A remote chain of Arctic islands is advertising itself as a showcase of bad things to come from global warming. Visitors to Svalbard can see reindeer, seals or polar bears in the Arctic, where U.N. scientists say warming is happening twice as fast as on the rest of the planet in what may be a portent of changes further south.
LONGYEARBYEN -- A remote chain of Arctic islands is advertising itself as a showcase of bad things to come from global warming.
Visitors to Svalbard can see reindeer, seals or polar bears in the Arctic, where U.N. scientists say warming is happening twice as fast as on the rest of the planet in what may be a portent of changes further south.
Local authorities said such visits are less environmentally harmful than Russian-led tours on nuclear ice-breakers or sky-diving trips over the North Pole.
"This is one of the few ecosystems we have in the world that is functioning, with the polar bear as the top predator," said Rune Bergstrom, environmental expert at the governor's office.

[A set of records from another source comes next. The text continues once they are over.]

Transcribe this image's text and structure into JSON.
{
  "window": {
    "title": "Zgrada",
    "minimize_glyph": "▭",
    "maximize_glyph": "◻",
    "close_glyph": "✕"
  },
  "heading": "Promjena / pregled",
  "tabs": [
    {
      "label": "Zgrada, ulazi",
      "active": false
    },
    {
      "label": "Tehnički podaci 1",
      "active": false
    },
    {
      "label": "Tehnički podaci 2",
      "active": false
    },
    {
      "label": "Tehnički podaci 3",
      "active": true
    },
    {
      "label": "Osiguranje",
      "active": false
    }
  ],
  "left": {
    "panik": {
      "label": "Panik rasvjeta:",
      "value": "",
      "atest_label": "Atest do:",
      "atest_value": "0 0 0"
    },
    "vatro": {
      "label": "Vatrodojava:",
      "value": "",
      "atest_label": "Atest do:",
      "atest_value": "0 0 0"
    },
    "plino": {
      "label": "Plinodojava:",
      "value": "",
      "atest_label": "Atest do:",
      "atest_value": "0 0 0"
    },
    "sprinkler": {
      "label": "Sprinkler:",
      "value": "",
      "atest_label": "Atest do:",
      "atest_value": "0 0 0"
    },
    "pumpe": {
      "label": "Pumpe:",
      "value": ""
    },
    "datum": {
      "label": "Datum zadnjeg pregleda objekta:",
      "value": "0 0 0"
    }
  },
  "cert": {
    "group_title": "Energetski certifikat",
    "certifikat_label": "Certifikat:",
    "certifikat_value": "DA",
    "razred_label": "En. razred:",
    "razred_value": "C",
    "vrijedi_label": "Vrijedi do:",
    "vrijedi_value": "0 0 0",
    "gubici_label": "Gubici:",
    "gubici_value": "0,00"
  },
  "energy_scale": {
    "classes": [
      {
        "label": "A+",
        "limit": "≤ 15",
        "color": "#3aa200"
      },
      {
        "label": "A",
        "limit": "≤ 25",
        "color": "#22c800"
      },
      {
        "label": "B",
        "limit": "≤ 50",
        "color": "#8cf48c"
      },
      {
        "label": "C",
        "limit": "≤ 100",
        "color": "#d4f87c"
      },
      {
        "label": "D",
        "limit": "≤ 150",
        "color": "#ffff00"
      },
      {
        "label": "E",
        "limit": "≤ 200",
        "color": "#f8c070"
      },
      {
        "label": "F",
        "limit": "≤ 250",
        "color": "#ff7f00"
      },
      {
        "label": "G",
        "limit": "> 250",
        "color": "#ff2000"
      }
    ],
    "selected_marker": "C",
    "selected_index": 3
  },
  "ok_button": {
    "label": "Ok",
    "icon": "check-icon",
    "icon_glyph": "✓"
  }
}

"Svalbard is probably the best place to see change, and the easiest place to reach in the high Arctic," he said.
Glaciers have been retreating in parts of the Norwegian-run archipelago, Europe's largest wilderness. Last summer, some previously unknown islands were found after a glacier shrank.
U.S. senators Hillary Clinton and John McCain, among contenders to take over from President George W. Bush in 2009, visited in 2004. Since then Nordic prime ministers, tourists, climate students and Arctic researchers are coming too.
Tourists, many on cruise ships, spent a total of 70,000 nights in the islands last year, up from almost zero 20 years ago. Bergstrom said tourists were rich, and so could be influential when they returned home.
"Svalbard is an important meeting place...You clearly see the melting of the ice, problems for polar bears, for birds, which are damaged by global warming and environmental pollutants," Norwegian Environment Minister Helen Bjoernoy told Reuters.
Norway wants more world action to fight global warming and last month set the toughest national goal in the world, to become "carbon neutral" by 2050, with no net emissions of greenhouse gases that come mostly from burning fossil fuels.
Trying to influence politicians to go green is a big change for Longyearbyen, a village of 1,800 people built around a coal mine where temperatures in early May are about minus 5 Celsius (23.00F) even with a midnight sun.
A coal-fired power plant emits greyish smoke from a high chimney into the pristine Arctic air over Svalbard, whose islands cover an area about as big as Ireland.
Svalbard is trying to clean up its own act with a plan to bury the carbon dioxide emissions from the local coal-fired power plant by about 2025.
CLIMATE CHANGE COLLEGE
Bright blue, red and yellow houses nestle in a valley between snow-covered peaks, and specialities in a local restaurant include seal and whale.
Visitors are warned that a climber was killed by a polar bear in 1995 on a mountainside above the village. A road sign warns of polar bear danger on the entire island.
Bjoernoy is planning a conference on Svalbard in August -- guests will include the head of the U.N. climate panel which released reports this year warning of widening damage from droughts, floods, a spread of disease and rising seas.
Companies are also visiting the islands to raise awareness.
A group of Dutch, British and Irish students attended a climate change college in Longyearbyen run by Ben & Jerry's, a U.S. ice cream maker, to educate them about climate change and help them launch grassroots environmental campaigns back home.
Briton Rob Bell, for instance, wants mobile phone companies to create chargers that switch off when the phone is full: "If everyone unplugged their phone chargers it would be enough to power 33,000 homes for a year."
Anne Leeflang said she would try to persuade students in the Netherlands to shift to water-saving shower heads. And Lesley Butler from Ireland will work as a consultant to help small businesses go green.
Environment Minister Bjoernoy she said she saw no contradiction between showing off the impacts of global warming in the Arctic when many oil companies, such as Norway's state-controlled Statoil, are hoping for new finds as the sea ice recedes.
"It's important for Norway to contribute to develop technologies for oil and gas and simultaneously be honest about the problems posed by our production," she said. Norway is the world's number 5 oil exporter.
Experts say the Arctic warms faster than the rest of the planet because darker water and land, when exposed by melting ice and snow, soaks up more heat and accelerates the thaw.